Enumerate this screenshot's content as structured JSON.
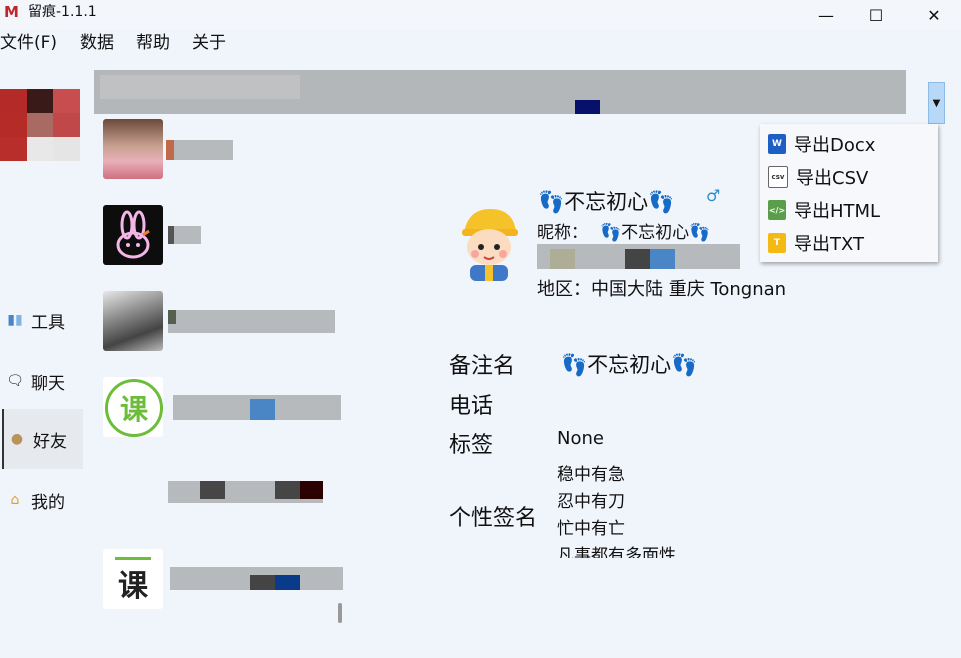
{
  "window": {
    "title": "留痕-1.1.1",
    "logo_letter": "M",
    "controls": {
      "minimize": "—",
      "maximize": "☐",
      "close": "✕"
    }
  },
  "menu": {
    "items": [
      "文件(F)",
      "数据",
      "帮助",
      "关于"
    ]
  },
  "nav": {
    "tools": "工具",
    "chat": "聊天",
    "friends": "好友",
    "mine": "我的"
  },
  "export_menu": {
    "items": [
      {
        "label": "导出Docx",
        "icon": "word-icon",
        "color": "#1e5fc6"
      },
      {
        "label": "导出CSV",
        "icon": "csv-icon",
        "color": "#ffffff"
      },
      {
        "label": "导出HTML",
        "icon": "html-icon",
        "color": "#5a9d4a"
      },
      {
        "label": "导出TXT",
        "icon": "txt-icon",
        "color": "#f5b914"
      }
    ]
  },
  "friends_list": {
    "item4_icon_text": "课",
    "item6_icon_text": "课"
  },
  "profile": {
    "display_name": "👣不忘初心👣",
    "gender_symbol": "♂",
    "nickname_label": "昵称：",
    "nickname_value": "👣不忘初心👣",
    "region": "地区：中国大陆 重庆 Tongnan",
    "fields": {
      "remark_label": "备注名",
      "remark_value": "👣不忘初心👣",
      "phone_label": "电话",
      "phone_value": "",
      "tag_label": "标签",
      "tag_value": "None",
      "signature_label": "个性签名",
      "signature_lines": [
        "稳中有急",
        "忍中有刀",
        "忙中有亡",
        "凡事都有多面性"
      ]
    }
  },
  "colors": {
    "accent_blue": "#4a86c5",
    "page_bg": "#f0f4fb",
    "redact_gray": "#b7babc"
  }
}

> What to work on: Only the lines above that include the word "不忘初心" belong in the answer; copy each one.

> Solution to this exercise:
    "display_name": "👣不忘初心👣",
    "nickname_value": "👣不忘初心👣",
      "remark_value": "👣不忘初心👣",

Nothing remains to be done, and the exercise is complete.